Reproduce all lines of the listing below in which the word "main" occurs.

# Input records
>>>>

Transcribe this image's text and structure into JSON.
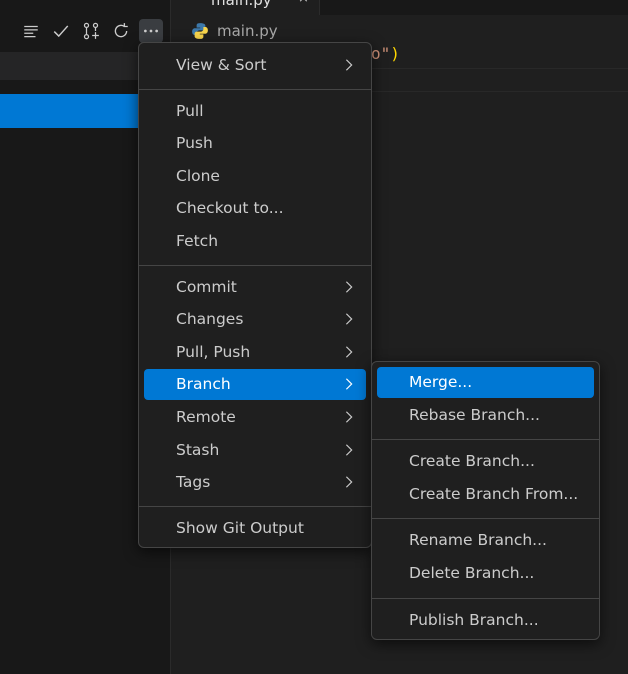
{
  "editor": {
    "tab_title": "main.py",
    "tab_close": "×",
    "breadcrumb_file": "main.py",
    "code_fragment_str": "o\"",
    "code_fragment_paren": ")"
  },
  "sidebar": {
    "toolbar_icons": [
      "view-list-icon",
      "check-icon",
      "git-pull-request-create-icon",
      "refresh-icon",
      "more-actions-icon"
    ]
  },
  "menu": {
    "groups": [
      [
        {
          "label": "View & Sort",
          "submenu": true
        }
      ],
      [
        {
          "label": "Pull"
        },
        {
          "label": "Push"
        },
        {
          "label": "Clone"
        },
        {
          "label": "Checkout to..."
        },
        {
          "label": "Fetch"
        }
      ],
      [
        {
          "label": "Commit",
          "submenu": true
        },
        {
          "label": "Changes",
          "submenu": true
        },
        {
          "label": "Pull, Push",
          "submenu": true
        },
        {
          "label": "Branch",
          "submenu": true,
          "highlighted": true
        },
        {
          "label": "Remote",
          "submenu": true
        },
        {
          "label": "Stash",
          "submenu": true
        },
        {
          "label": "Tags",
          "submenu": true
        }
      ],
      [
        {
          "label": "Show Git Output"
        }
      ]
    ]
  },
  "submenu": {
    "groups": [
      [
        {
          "label": "Merge...",
          "highlighted": true
        },
        {
          "label": "Rebase Branch..."
        }
      ],
      [
        {
          "label": "Create Branch..."
        },
        {
          "label": "Create Branch From..."
        }
      ],
      [
        {
          "label": "Rename Branch..."
        },
        {
          "label": "Delete Branch..."
        }
      ],
      [
        {
          "label": "Publish Branch..."
        }
      ]
    ]
  },
  "colors": {
    "accent": "#0078d4",
    "menu_bg": "#1f1f1f",
    "menu_border": "#454545"
  }
}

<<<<

# Answer below
    "tab_title": "main.py",
    "breadcrumb_file": "main.py",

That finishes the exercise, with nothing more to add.